Your last project on seagrass in Indonesia illustrated that biodiversity is both a means and an end. What are your next steps? How effectively will this translate into restoration?
Starting restorations with a diverse mixture of species instead of a single species makes a lot of sense where species naturally co-occur, but it butts up against how restoration of seagrasses, salt marshes, mangroves, and coral reefs is practiced. The next step is to communicate the importance of including biodiversity in restoration practice by working with practitioners and management agencies. In the past, NOAA rapidly took up my recommendation to include genetic diversity when restoring eelgrass, so this next step isn't a challenge. My Indonesian colleagues and I wrote guidelines for Indonesian seagrass restoration. And, two weeks ago, Northeastern University's Professor Randall Hughes, a UCD graduate, led a collaborative publication on the lack of attention to biodiversity in restoration practice in general (Conservation Letters doi: 10.1111/conl.12419).

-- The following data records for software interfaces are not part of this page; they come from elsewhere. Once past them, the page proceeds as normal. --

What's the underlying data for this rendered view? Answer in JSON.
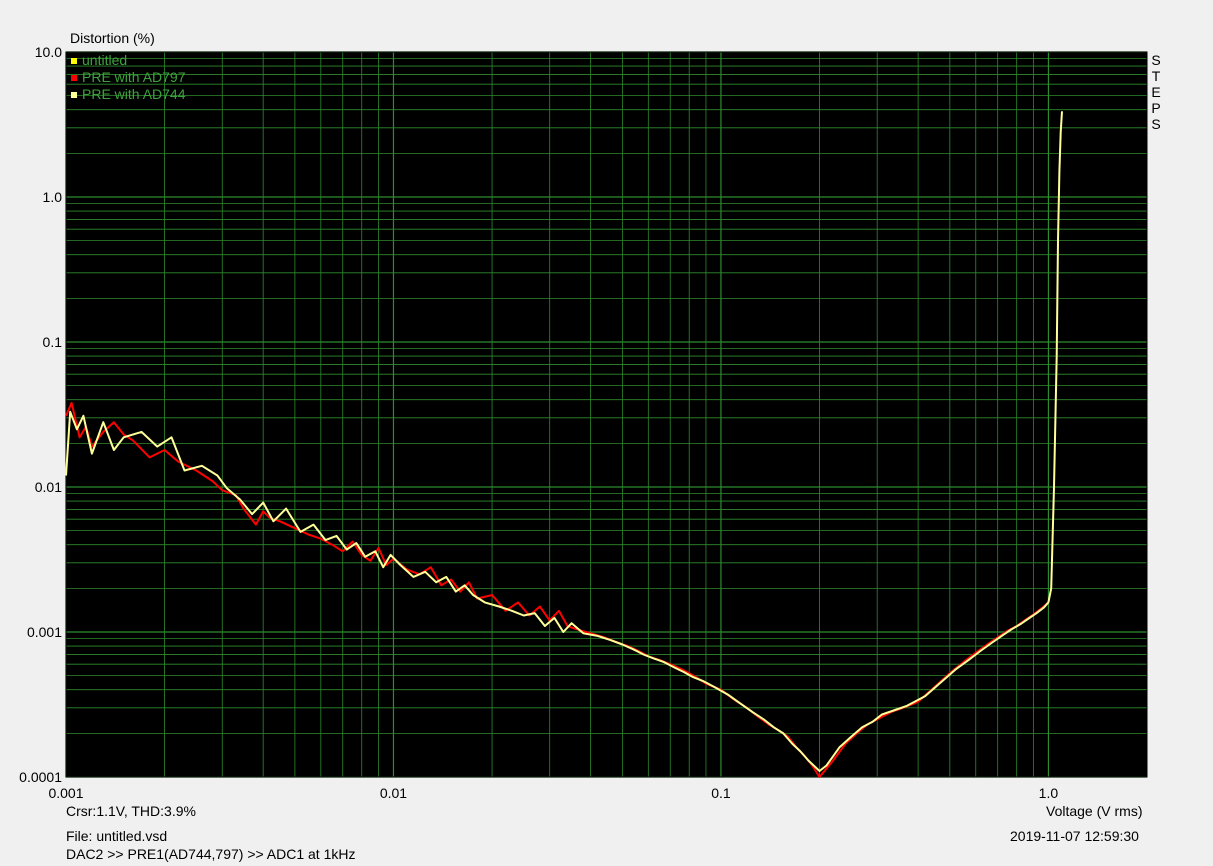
{
  "chart_data": {
    "type": "line",
    "ylabel": "Distortion (%)",
    "xlabel": "Voltage (V rms)",
    "x_scale": "log",
    "y_scale": "log",
    "xlim": [
      0.001,
      2
    ],
    "ylim": [
      0.0001,
      10
    ],
    "x_ticks": [
      {
        "value": 0.001,
        "label": "0.001"
      },
      {
        "value": 0.01,
        "label": "0.01"
      },
      {
        "value": 0.1,
        "label": "0.1"
      },
      {
        "value": 1.0,
        "label": "1.0"
      }
    ],
    "y_ticks": [
      {
        "value": 0.0001,
        "label": "0.0001"
      },
      {
        "value": 0.001,
        "label": "0.001"
      },
      {
        "value": 0.01,
        "label": "0.01"
      },
      {
        "value": 0.1,
        "label": "0.1"
      },
      {
        "value": 1.0,
        "label": "1.0"
      },
      {
        "value": 10.0,
        "label": "10.0"
      }
    ],
    "grid": true,
    "background": "#000000",
    "grid_color": "#2e8b2e",
    "legend": "top-left",
    "legend_entries": [
      {
        "name": "untitled",
        "color": "#ffff00"
      },
      {
        "name": "PRE with AD797",
        "color": "#ff0000"
      },
      {
        "name": "PRE with AD744",
        "color": "#ffff99"
      }
    ],
    "right_label": "STEPS",
    "series": [
      {
        "name": "PRE with AD797",
        "color": "#ff0000",
        "x": [
          0.001,
          0.00104,
          0.0011,
          0.00115,
          0.0012,
          0.0013,
          0.0014,
          0.0015,
          0.0016,
          0.0018,
          0.002,
          0.0022,
          0.0025,
          0.0028,
          0.003,
          0.0033,
          0.0035,
          0.0038,
          0.004,
          0.0042,
          0.0045,
          0.005,
          0.0055,
          0.006,
          0.0065,
          0.007,
          0.0075,
          0.008,
          0.0085,
          0.009,
          0.0095,
          0.01,
          0.011,
          0.012,
          0.013,
          0.014,
          0.015,
          0.016,
          0.017,
          0.018,
          0.02,
          0.022,
          0.024,
          0.026,
          0.028,
          0.03,
          0.032,
          0.034,
          0.036,
          0.04,
          0.044,
          0.048,
          0.052,
          0.056,
          0.06,
          0.065,
          0.07,
          0.075,
          0.08,
          0.085,
          0.09,
          0.1,
          0.11,
          0.12,
          0.13,
          0.14,
          0.15,
          0.16,
          0.17,
          0.18,
          0.19,
          0.2,
          0.22,
          0.24,
          0.26,
          0.28,
          0.3,
          0.33,
          0.36,
          0.4,
          0.45,
          0.5,
          0.55,
          0.6,
          0.65,
          0.7,
          0.75,
          0.8,
          0.85,
          0.9,
          0.95,
          1.0
        ],
        "values": [
          0.031,
          0.038,
          0.022,
          0.026,
          0.019,
          0.024,
          0.028,
          0.023,
          0.021,
          0.016,
          0.018,
          0.015,
          0.013,
          0.011,
          0.0095,
          0.0088,
          0.007,
          0.0055,
          0.0068,
          0.0061,
          0.0058,
          0.0052,
          0.0047,
          0.0044,
          0.004,
          0.0036,
          0.0042,
          0.0034,
          0.0031,
          0.0038,
          0.0029,
          0.0032,
          0.0027,
          0.0025,
          0.0028,
          0.0021,
          0.0023,
          0.0019,
          0.0022,
          0.0017,
          0.0018,
          0.0014,
          0.0016,
          0.0013,
          0.0015,
          0.0012,
          0.0014,
          0.0011,
          0.00105,
          0.00098,
          0.00092,
          0.00085,
          0.0008,
          0.00074,
          0.00068,
          0.00064,
          0.0006,
          0.00056,
          0.00052,
          0.00048,
          0.00044,
          0.0004,
          0.00034,
          0.0003,
          0.00026,
          0.00023,
          0.00021,
          0.00019,
          0.00016,
          0.00014,
          0.00012,
          0.0001,
          0.00013,
          0.00017,
          0.0002,
          0.00023,
          0.00025,
          0.00028,
          0.0003,
          0.00033,
          0.00042,
          0.00052,
          0.00062,
          0.00072,
          0.00082,
          0.00092,
          0.00102,
          0.0011,
          0.00121,
          0.00132,
          0.00145,
          0.0016
        ]
      },
      {
        "name": "PRE with AD744",
        "color": "#ffff99",
        "x": [
          0.001,
          0.00103,
          0.00108,
          0.00113,
          0.0012,
          0.0013,
          0.0014,
          0.0015,
          0.0017,
          0.0019,
          0.0021,
          0.0023,
          0.0026,
          0.0029,
          0.0031,
          0.0034,
          0.0037,
          0.004,
          0.0043,
          0.0047,
          0.0052,
          0.0057,
          0.0062,
          0.0067,
          0.0072,
          0.0077,
          0.0082,
          0.0088,
          0.0093,
          0.0098,
          0.0105,
          0.0115,
          0.0125,
          0.0135,
          0.0145,
          0.0155,
          0.0165,
          0.0175,
          0.019,
          0.021,
          0.023,
          0.025,
          0.027,
          0.029,
          0.031,
          0.033,
          0.035,
          0.038,
          0.042,
          0.046,
          0.05,
          0.054,
          0.058,
          0.062,
          0.067,
          0.072,
          0.077,
          0.082,
          0.088,
          0.095,
          0.105,
          0.115,
          0.125,
          0.135,
          0.145,
          0.155,
          0.165,
          0.175,
          0.185,
          0.2,
          0.21,
          0.23,
          0.25,
          0.27,
          0.29,
          0.31,
          0.34,
          0.37,
          0.42,
          0.47,
          0.52,
          0.57,
          0.62,
          0.67,
          0.72,
          0.77,
          0.82,
          0.87,
          0.92,
          0.97,
          1.0,
          1.02,
          1.04,
          1.06,
          1.07,
          1.08,
          1.09,
          1.1
        ],
        "values": [
          0.012,
          0.033,
          0.025,
          0.031,
          0.017,
          0.028,
          0.018,
          0.022,
          0.024,
          0.019,
          0.022,
          0.013,
          0.014,
          0.012,
          0.0098,
          0.0082,
          0.0065,
          0.0078,
          0.0058,
          0.0071,
          0.0049,
          0.0055,
          0.0043,
          0.0046,
          0.0037,
          0.0041,
          0.0033,
          0.0036,
          0.0028,
          0.0034,
          0.0029,
          0.0024,
          0.0026,
          0.0022,
          0.0024,
          0.0019,
          0.0021,
          0.0018,
          0.0016,
          0.0015,
          0.0014,
          0.0013,
          0.00135,
          0.0011,
          0.00125,
          0.001,
          0.00115,
          0.00098,
          0.00094,
          0.00088,
          0.00082,
          0.00076,
          0.0007,
          0.00066,
          0.00062,
          0.00057,
          0.00053,
          0.00049,
          0.00046,
          0.00042,
          0.00037,
          0.00032,
          0.00028,
          0.00025,
          0.00022,
          0.0002,
          0.00017,
          0.00015,
          0.00013,
          0.00011,
          0.00012,
          0.00016,
          0.00019,
          0.00022,
          0.00024,
          0.00027,
          0.00029,
          0.00031,
          0.00036,
          0.00045,
          0.00055,
          0.00064,
          0.00074,
          0.00084,
          0.00094,
          0.00104,
          0.00113,
          0.00124,
          0.00135,
          0.00148,
          0.0016,
          0.002,
          0.01,
          0.08,
          0.5,
          1.5,
          2.8,
          3.9
        ]
      }
    ]
  },
  "cursor_readout": "Crsr:1.1V, THD:3.9%",
  "file_name": "File: untitled.vsd",
  "signal_chain": "DAC2 >> PRE1(AD744,797) >> ADC1 at 1kHz",
  "timestamp": "2019-11-07  12:59:30"
}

Being located in Bodega Bay, Davis, Indonesia, and elsewhere in the world, how do you decide what projects you get involved in? Once you publish a study, do you stay involved in seeing where it goes (be it policy, conservation, or further research)?
I get involved when I see a gap in knowledge, which is usually what motivates me most to take on a project, but I also get involved when a colleague asks me to collaborate. I also want to see some potential for the application of the research. I stay involved in applying my research to policy and conservation and management, through outreach to non-government organizations, elected officials, resource managers, and most recently, private business. I also like to go after paradigms, perhaps because I am contrary but often just because I get tired of cycles of publications that state the same thing. I however don't stay involved in any particular research unless I can clearly see another question. Otherwise, I switch subjects (but within marine ecology generally). Switching means a steep learning curve but that makes it interesting for me personally.
Finally, what is the best piece of advice you have received, and what advice can you offer to aspiring marine biologists?
Best advice- "Ideas are cheap, but implementation of ideas is rare." The advice I'd give comes from my father, a blue-collar worker, who told me to pick work I love because I'll spend most of my life doing it. In that vein, I tell aspiring marine biologists to go for it but give it time to see if marine biology is a good fit. And also, always remember that a career choice shouldn't be a trap. There is always something else to do and it likely will be equally engaging and challenging. I packed up and left four other universities before coming to UCD, and I also worked for the federal government twice. I stepped down as Bodega Marine Lab's director after nearly a decade and thinking I would retire in the position. It was a scary change to return to a full-time professorship after being an administrator but if I had remained in the position I would not have been able to start collaborating in Indonesia. There are always trade-offs in anything we do.